Work request:
The answer must be every line of the records below that contains the word "icon", copied out.

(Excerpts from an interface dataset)
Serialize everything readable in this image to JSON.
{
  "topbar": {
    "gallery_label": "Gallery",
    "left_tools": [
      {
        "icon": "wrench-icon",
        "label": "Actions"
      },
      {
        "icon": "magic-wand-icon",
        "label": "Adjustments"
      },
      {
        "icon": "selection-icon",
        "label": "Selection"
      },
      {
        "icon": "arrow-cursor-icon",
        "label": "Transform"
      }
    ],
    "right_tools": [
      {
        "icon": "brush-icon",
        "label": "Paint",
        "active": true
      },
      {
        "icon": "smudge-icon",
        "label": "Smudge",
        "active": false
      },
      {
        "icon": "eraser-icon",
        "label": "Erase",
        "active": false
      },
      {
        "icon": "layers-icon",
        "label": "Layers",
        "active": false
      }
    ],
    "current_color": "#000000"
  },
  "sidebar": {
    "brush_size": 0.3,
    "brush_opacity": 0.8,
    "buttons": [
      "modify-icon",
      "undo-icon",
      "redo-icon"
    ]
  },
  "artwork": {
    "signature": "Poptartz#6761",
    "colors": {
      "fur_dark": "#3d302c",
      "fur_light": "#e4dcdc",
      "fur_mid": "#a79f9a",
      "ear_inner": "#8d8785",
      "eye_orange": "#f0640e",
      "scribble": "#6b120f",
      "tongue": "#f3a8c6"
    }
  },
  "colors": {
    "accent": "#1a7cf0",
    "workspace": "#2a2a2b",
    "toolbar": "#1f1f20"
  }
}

Expected output:
        "icon": "wrench-icon",
        "icon": "magic-wand-icon",
        "icon": "selection-icon",
        "icon": "arrow-cursor-icon",
        "icon": "brush-icon",
        "icon": "smudge-icon",
        "icon": "eraser-icon",
        "icon": "layers-icon",
      "modify-icon",
      "undo-icon",
      "redo-icon"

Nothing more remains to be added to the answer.